The biggest thing that Pokemon GO players want to know is where to find the Pokemon they don't already have. The crux of the game is catching 'em all, so tracking down elusive pocket monsters is generally task number one any time someone fires up Nintendo and Niantic's smash hit.
A number of unofficial companion apps have popped up in the wake of Pokemon GO's release to serve as aids to locate specific Pokemon. We've covered a number of them here on 148apps, and while some of them are very promising, most share one common trait: They rely on players to provide the Pokemon location data to help you find the Pokemon you seek.
That means they'll always only ever be as good as the number of people who use them. What would really be helpful is if there was an app that could use the data from the game itself to guide you.

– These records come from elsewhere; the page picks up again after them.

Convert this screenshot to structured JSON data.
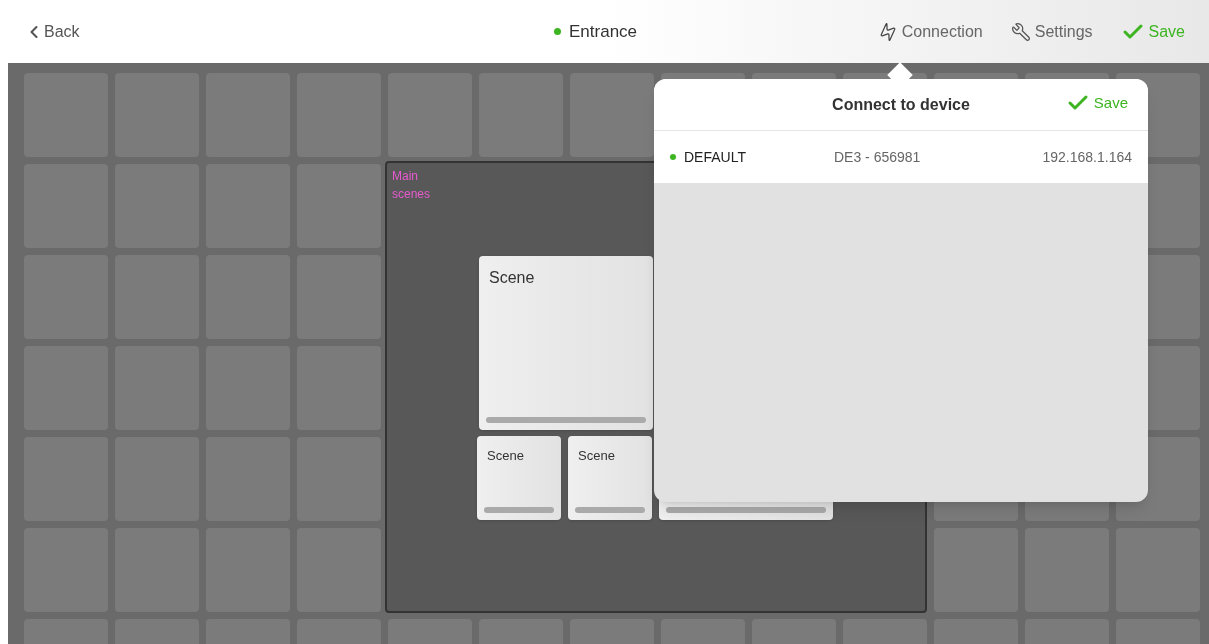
{
  "header": {
    "back": "Back",
    "title": "Entrance",
    "online": true,
    "actions": [
      {
        "label": "Connection",
        "kind": "connection"
      },
      {
        "label": "Settings",
        "kind": "settings"
      },
      {
        "label": "Save",
        "kind": "save"
      }
    ]
  },
  "canvas": {
    "group": {
      "title": "Main scenes",
      "scenes": [
        {
          "title": "Scene",
          "kind": "large"
        },
        {
          "title": "Scene",
          "kind": "small"
        },
        {
          "title": "Scene",
          "kind": "small"
        },
        {
          "kind": "wide"
        }
      ]
    }
  },
  "popover": {
    "title": "Connect to device",
    "save": "Save",
    "devices": [
      {
        "name": "DEFAULT",
        "online": true,
        "id": "DE3 - 656981",
        "address": "192.168.1.164"
      }
    ]
  }
}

As it turns out, there's both good news and bad news on that front. The good news is that there is a service calledPokéVision that does exactly what we've just discussed. Accessible at www.pokevision.com, it uses Niantic's own API to find where different types of Pokemon will spawn. Even better, it can even determine how long they will be in a certain location -- and anecdotally, this writer has found that to bePokéVision's killer feature, as two teenagers using the site were able to tell me exactly where a rare Pokemon was located in our town and how long it would be until it despawned.
The only caveat for this magic is that it isn't able to give any information on Pokemon summoned to a specific area using Incense or Lure Modules, since those monsters are outside of the game's normal processes. Considering how common it is to see a Lure Module in use almost anywhere you go at the current time, that's not insignificant. Perhaps obviously, the Pokemon GO servers also need to be up and operational. If not, thePokéVision scans can be slow or even completely inaccessible.
But we promised some bad news as well, and here it is: There is noPokéVision mobile app. Why not? The FAQ page doesn't provide any insight, but the educated guess would be the way it uses Niantic's data would be something the developer could get kicked out of the App Store. Or perhaps thePokéVision team simply wanted to perfect its technique without worrying about coding an app too, but the first theory seems more likely.
For now, you'll just have to content yourself with using PokéVision via a mobile web browser when you're out on the hunt. It's not all that terribly inconvenient, and considering how big a help it is, it's something you'll want to check out for yourself if you're a dedicated Pokemon GO player.